Some women are like me and ache daily as they try to walk in them.
Some have learned how to walk in them so that they don't hurt quite so much.
Some have worn the shoes so long that days will go by before they think about how much they hurt.

No woman deserves to wear these shoes.
Yet, because of these shoes I am a stronger woman.
These shoes have given me the strength to face anything.
They have made me who I am.
I will forever walk in the shoes of a woman who has lost a child

((I don't know who wrote this.  I can't find anything online.  I found this poem shortly after Cora was born, and it just resurfaced and I thought I'd share))

Saturday, July 3, 2010


The night before last I dreamed about Cora's birth.  Over and over.  Well, not her actual delivery, but about being in the hospital afterward.  Everyone kept asking me where my baby was.  First it was nurses and doctors, who in real life obviously knew what was going on.  Then the dream transformed.  There was a celebration going on outside the hospital (and it trickled inside, too).  Everyone was so happy, and dancing around.  Every time someone saw me they'd ask me why I wasn't resting, and where was my baby?

That was a lot like my real-life experience.  I worked at a gas station convenience store that rented $1 movies and sold 40oz of soda for $.60 (that was including tax.  It was listed on our board as $.57).  We had people coming in regularly.  I had been working there for my entire pregnancy with Cora.  My last day was the night Cora died, which was 2 weeks before I was due, so nobody was surprised when I suddenly disappeared.  My boss told all my coworkers that my baby had died, but none of the customers knew.  Coming back to work was so hard.

Well, first of all, I wished that the world would just stop for a little while.  Everyone around me just went on living their lives, going on like everything was normal and happy, and my world was crumbling around me.  I wanted everyone to just stop.  I wanted to stand on the rooftops and just scream "MY BABY IS DEAD!!"    But life just went on.

So I went back to work, and several times a shift for that first week I got asked, "Oh, you're back, how's your baby??"  Everyone was so excited.  So many had sort of experienced my pregnancy with me, watching me go through it, watching me be violently ill (some customers, literally), watching as my belly grew.  Some of the customers talked about her by name.  They'd see me and I'd see their excitement in their eyes, wanting to hear all about this baby they had anticipated.

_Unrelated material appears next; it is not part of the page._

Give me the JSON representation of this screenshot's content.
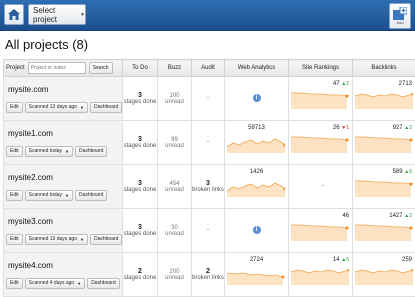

I think only a woman who has had to explain her loss to someone unsuspecting can really understand the guilt that the sadness in someone else's eyes upon hearing the news causes.  It hurt me to see them hurt by my telling them that my baby had died.  I got so many gracious hugs.  I had so many people tell me of their own losses.  But the hardest part by far was the horrified shock on their faces.  It made me wish that everyone could have just known, so I didn't have to see that.  So I didn't have to hear the excited anticipation that was supposed to be what I was sharing in.

My dreams last night were more peaceful, but my heart is still unsettled.  Maybe all the tears I've shed while writing this will help me come to peace again.